I was enjoying the perspective of this past weekend’s New York Times op-ed on influencers, when I came upon this comment (posted above) in the feedback section.
Thank goodness other people see this glaring problem. To use an example from the article:
Four years ago, when Ms. Alzate first came to VidCon, she was a marketing student with fewer than 7,000 subscribers. She decided to study her favorite YouTubers, watch how they made their videos and then test videos in multiple genres, seeing which ones performed best on her channel.
Eventually, she hit on formats — like beauty tips and lifehacks — that reliably performed well, and she was off to the races. Today, she is a full-time YouTuber with a small staff, a production studio and the kind of fame she once coveted.
And this is supposed to be a good thing?!

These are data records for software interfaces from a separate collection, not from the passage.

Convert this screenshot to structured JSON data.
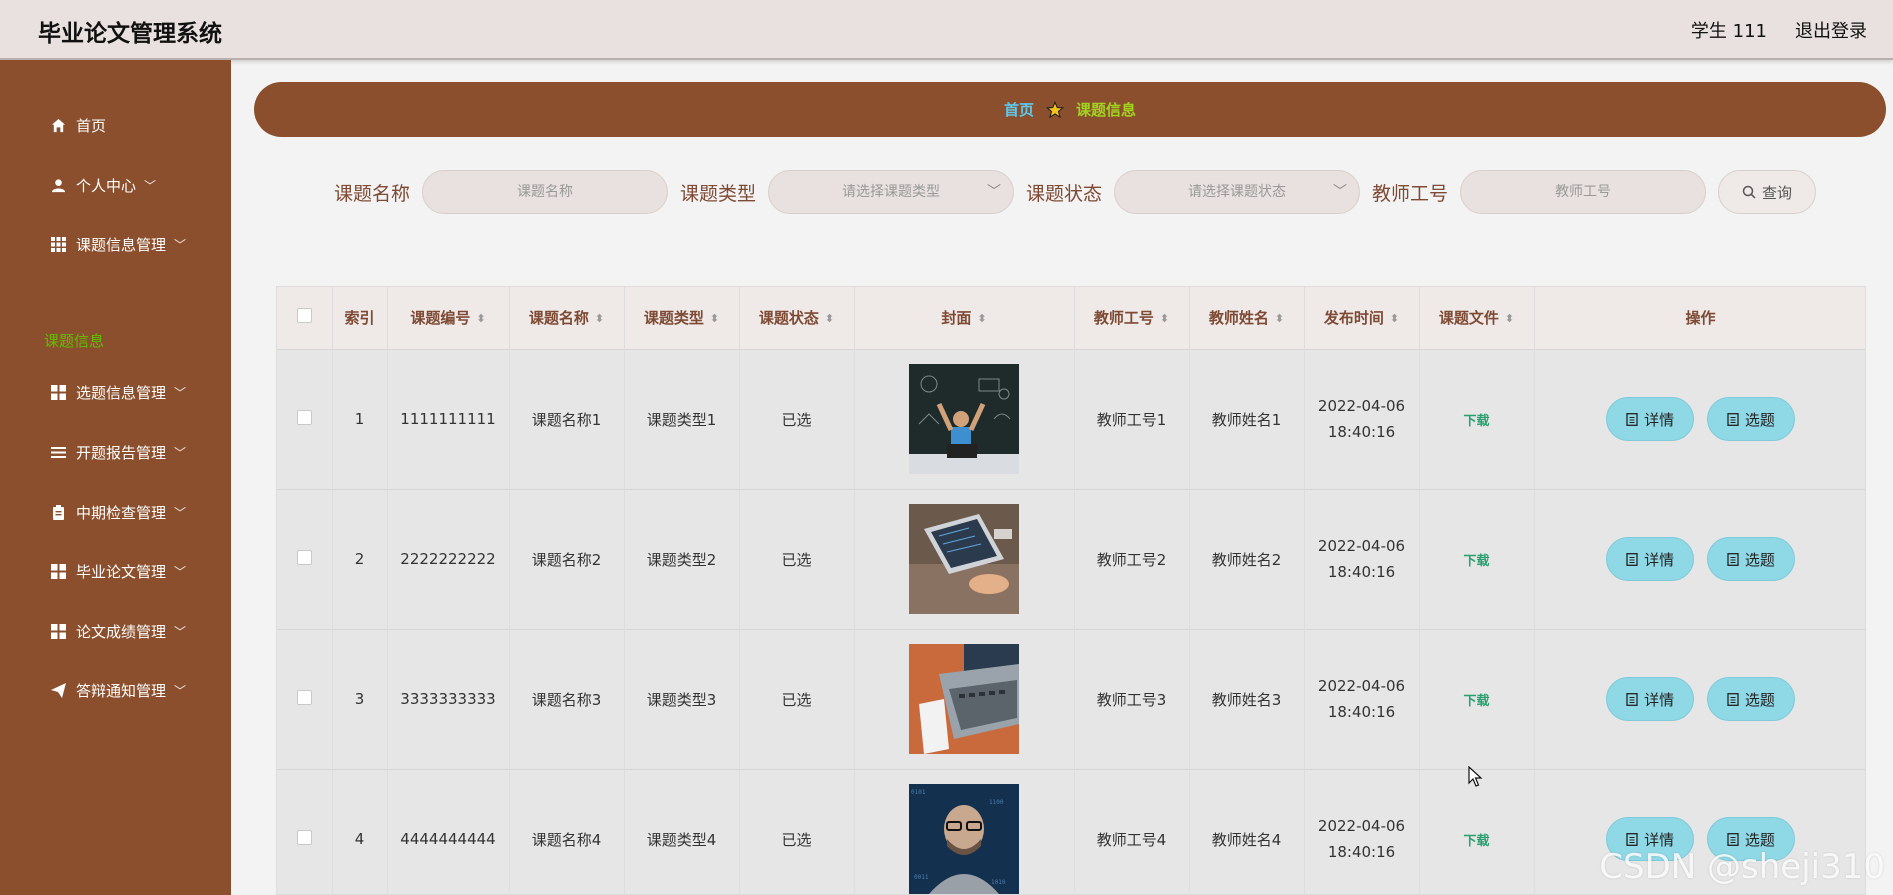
{
  "header": {
    "title": "毕业论文管理系统",
    "user": "学生 111",
    "logout": "退出登录"
  },
  "sidebar": {
    "items": [
      {
        "label": "首页",
        "icon": "home-icon",
        "chevron": false
      },
      {
        "label": "个人中心",
        "icon": "user-icon",
        "chevron": true
      },
      {
        "label": "课题信息管理",
        "icon": "grid-icon",
        "chevron": true
      },
      {
        "label": "选题信息管理",
        "icon": "apps-icon",
        "chevron": true
      },
      {
        "label": "开题报告管理",
        "icon": "list-icon",
        "chevron": true
      },
      {
        "label": "中期检查管理",
        "icon": "clipboard-icon",
        "chevron": true
      },
      {
        "label": "毕业论文管理",
        "icon": "apps-icon",
        "chevron": true
      },
      {
        "label": "论文成绩管理",
        "icon": "apps-icon",
        "chevron": true
      },
      {
        "label": "答辩通知管理",
        "icon": "send-icon",
        "chevron": true
      }
    ],
    "active_sub": "课题信息"
  },
  "breadcrumb": {
    "home": "首页",
    "current": "课题信息"
  },
  "search": {
    "name_label": "课题名称",
    "name_placeholder": "课题名称",
    "type_label": "课题类型",
    "type_placeholder": "请选择课题类型",
    "status_label": "课题状态",
    "status_placeholder": "请选择课题状态",
    "teacher_label": "教师工号",
    "teacher_placeholder": "教师工号",
    "query_button": "查询"
  },
  "table": {
    "headers": [
      "索引",
      "课题编号",
      "课题名称",
      "课题类型",
      "课题状态",
      "封面",
      "教师工号",
      "教师姓名",
      "发布时间",
      "课题文件",
      "操作"
    ],
    "rows": [
      {
        "index": "1",
        "code": "1111111111",
        "name": "课题名称1",
        "type": "课题类型1",
        "status": "已选",
        "teacher_id": "教师工号1",
        "teacher_name": "教师姓名1",
        "date": "2022-04-06",
        "time": "18:40:16",
        "file": "下载"
      },
      {
        "index": "2",
        "code": "2222222222",
        "name": "课题名称2",
        "type": "课题类型2",
        "status": "已选",
        "teacher_id": "教师工号2",
        "teacher_name": "教师姓名2",
        "date": "2022-04-06",
        "time": "18:40:16",
        "file": "下载"
      },
      {
        "index": "3",
        "code": "3333333333",
        "name": "课题名称3",
        "type": "课题类型3",
        "status": "已选",
        "teacher_id": "教师工号3",
        "teacher_name": "教师姓名3",
        "date": "2022-04-06",
        "time": "18:40:16",
        "file": "下载"
      },
      {
        "index": "4",
        "code": "4444444444",
        "name": "课题名称4",
        "type": "课题类型4",
        "status": "已选",
        "teacher_id": "教师工号4",
        "teacher_name": "教师姓名4",
        "date": "2022-04-06",
        "time": "18:40:16",
        "file": "下载"
      }
    ],
    "detail_button": "详情",
    "select_button": "选题"
  },
  "watermark": "CSDN @sheji310",
  "colors": {
    "sidebar": "#8b4f2d",
    "header": "#e9e1df",
    "accent_blue": "#5ec8ee",
    "accent_green": "#9fd31e",
    "button": "#8fd8e6",
    "download": "#2aa070"
  }
}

To the point of NYT reader Jai from Newton, MA (and my own from a week ago): if everyone is following these influencers, simply to study their patterns so that they too can be influencers, where do the sales happen? If consumers aren’t buying as a result of their efforts, it’s not influencing. It’s just a popularity pyramid scheme.
You can definitely make the case (and the author does) that there are serious business skills one can learn by setting up his or her own influencer account. Companies study other companies all the time, and the most successful often steal or buy what they can’t create on their own. But the fact that these kids are mimicking the actions of others for the sole purpose of gaining popularity and fame, that’s another story. When I was a kid we didn’t call these people influencers. We called them posers.
And we went out of our way to avoid them, not follow their lead.